Visa and MasterCard, which control 100% of the signature debit market and nearly 80% of the credit card market, unilaterally set the interchange fee rates for every single bank that issues Visa and MasterCard cards. There is no competition in the system and no way for banks or merchants to negotiate a different rate than the one set by the card companies.

The Durbin amendment does not set interchange rates. It simply directs the Federal Reserve Board to ensure that debit interchange rates are “reasonable and proportional” to the processing cost.

This is the same “reasonable and proportional” standard that Congress directed the Fed to use in last year’s Credit CARD Act, which empowered the Fed to regulate the fees that banks charge to credit cardholders.

Visa and MasterCard also currently prohibit the merchants who accept their cards from offering discounts to consumers who use competing card networks.  This is another form of price-fixing, akin to Coca-Cola and Pepsi each telling stores that they must agree not to sell the other at a lower price.

The Durbin amendment would correct this anticompetitive practice by allowing merchants to offer discounts for the use of one card network (e.g., MasterCard) over another (e.g., Visa), creating competition between networks.

Myth #7:  Interchange reform has not been the subject of hearings, and should be replaced by a study. 

Reality:  Interchange fees have been the focus of two GAO reports and at least six hearings in the past five years, including hearings before the following committees:

(1) House Committee on Energy and Commerce, Subcommittee on Commerce, Trade and Consumer Protection, February 15, 2006;

(2) Senate Judiciary Committee, July 19, 2006;

(3) House Judiciary Committee Antitrust Task Force, July 19, 2007;

(4) House Judiciary Committee Antitrust Task Force, May 15, 2008;

(5) House Financial Services Committee, October 8, 2009; and

(6) House Judiciary Committee, April 28, 2010

(7) Senate Appropriations Committee, Subcommittee on Financial Services and General Government, June 16, 2010.

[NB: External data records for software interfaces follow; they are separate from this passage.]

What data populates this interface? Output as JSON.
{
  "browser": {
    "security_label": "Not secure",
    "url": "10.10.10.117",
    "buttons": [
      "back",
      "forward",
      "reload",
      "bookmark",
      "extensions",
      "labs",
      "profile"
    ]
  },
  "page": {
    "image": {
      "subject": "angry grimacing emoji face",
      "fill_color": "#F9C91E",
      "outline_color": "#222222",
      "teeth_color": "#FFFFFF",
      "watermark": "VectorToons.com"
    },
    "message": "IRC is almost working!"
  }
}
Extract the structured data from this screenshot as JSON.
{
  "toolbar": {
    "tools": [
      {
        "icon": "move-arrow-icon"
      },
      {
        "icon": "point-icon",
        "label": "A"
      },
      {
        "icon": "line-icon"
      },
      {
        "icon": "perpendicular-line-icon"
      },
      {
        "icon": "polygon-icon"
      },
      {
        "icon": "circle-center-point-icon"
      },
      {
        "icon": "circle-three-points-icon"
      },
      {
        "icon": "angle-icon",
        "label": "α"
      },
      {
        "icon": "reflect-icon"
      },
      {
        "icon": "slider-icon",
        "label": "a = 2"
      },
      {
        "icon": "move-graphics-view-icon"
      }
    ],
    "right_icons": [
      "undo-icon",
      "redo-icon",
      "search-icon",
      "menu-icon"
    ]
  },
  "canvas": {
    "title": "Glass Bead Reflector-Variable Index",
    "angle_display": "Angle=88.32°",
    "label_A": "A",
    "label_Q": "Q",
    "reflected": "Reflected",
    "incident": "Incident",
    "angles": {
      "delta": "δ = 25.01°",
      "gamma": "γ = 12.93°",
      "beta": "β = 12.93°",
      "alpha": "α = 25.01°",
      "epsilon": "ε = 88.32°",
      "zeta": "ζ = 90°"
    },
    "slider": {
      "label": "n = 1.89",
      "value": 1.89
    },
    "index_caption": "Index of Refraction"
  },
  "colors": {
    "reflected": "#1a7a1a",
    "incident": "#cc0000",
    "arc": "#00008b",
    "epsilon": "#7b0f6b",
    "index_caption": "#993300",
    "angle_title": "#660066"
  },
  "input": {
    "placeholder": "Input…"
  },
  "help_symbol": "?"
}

Just like they did in 2009 by insisting on an interchange study in the Credit CARD Act, the card networks and big banks will always seek to replace real interchange reform with calls for more study.  It is time to stop studying the problem and start fixing the problem.

Visa’s and MasterCard’s market power continues to grow by the day, as more and more transactions are conducted over their networks and as they charge higher and higher fees.  If left unregulated, the interchange system will drive entire sectors of American retailing out of business, stunt job growth, and raise prices for every consumer.